• _Problem_
Could you report every line from the entries that includes the word "Storage"?
□ □ □ □ □ □ □
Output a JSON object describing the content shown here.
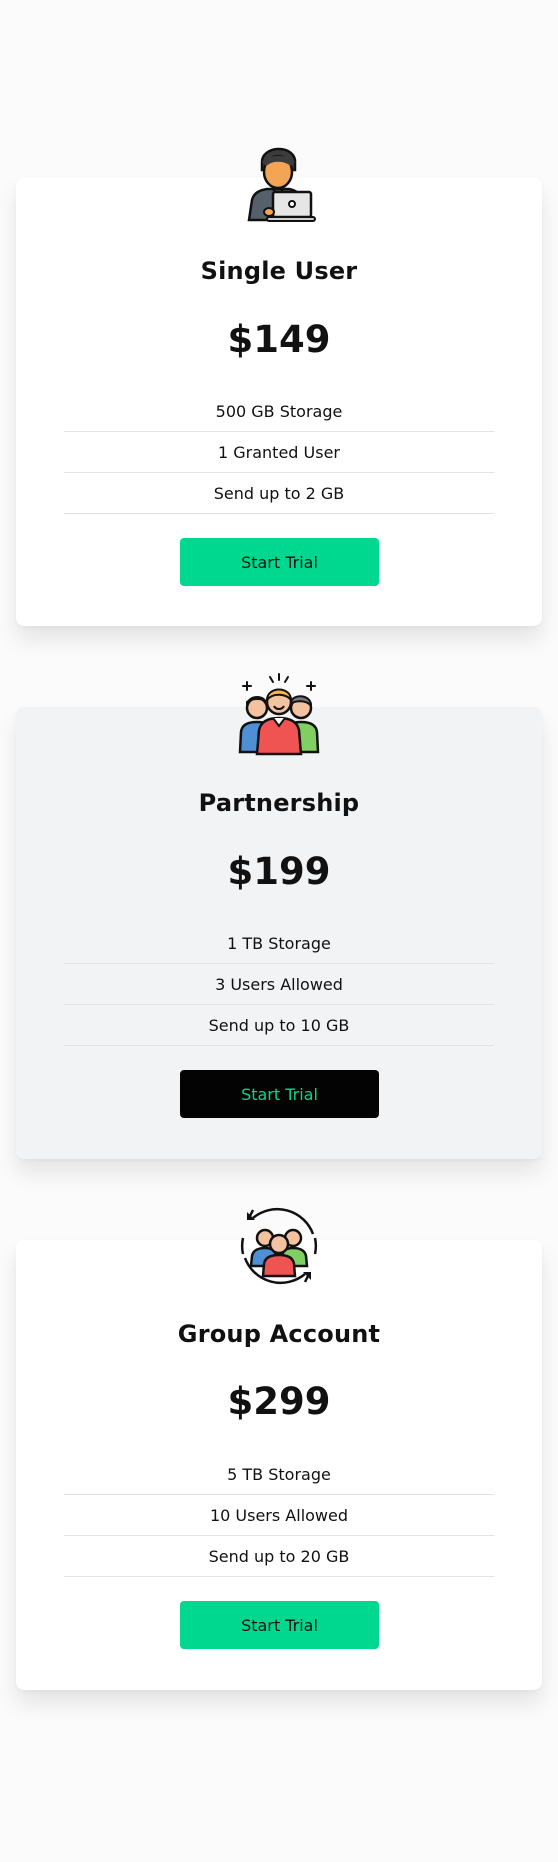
{
  "plans": [
    {
      "icon": "user-laptop-icon",
      "title": "Single User",
      "price": "$149",
      "features": [
        "500 GB Storage",
        "1 Granted User",
        "Send up to 2 GB"
      ],
      "button_label": "Start Trial",
      "button_style": "green"
    },
    {
      "icon": "team-celebrate-icon",
      "title": "Partnership",
      "price": "$199",
      "features": [
        "1 TB Storage",
        "3 Users Allowed",
        "Send up to 10 GB"
      ],
      "button_label": "Start Trial",
      "button_style": "dark"
    },
    {
      "icon": "group-cycle-icon",
      "title": "Group Account",
      "price": "$299",
      "features": [
        "5 TB Storage",
        "10 Users Allowed",
        "Send up to 20 GB"
      ],
      "button_label": "Start Trial",
      "button_style": "green"
    }
  ],
  "colors": {
    "accent_green": "#00d890",
    "dark_button": "#030303",
    "card_alt_bg": "#f2f3f5",
    "card_bg": "#ffffff",
    "page_bg": "#fbfbfb"
  }
}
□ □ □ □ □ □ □
• _The completed task_
        "500 GB Storage",
        "1 TB Storage",
        "5 TB Storage",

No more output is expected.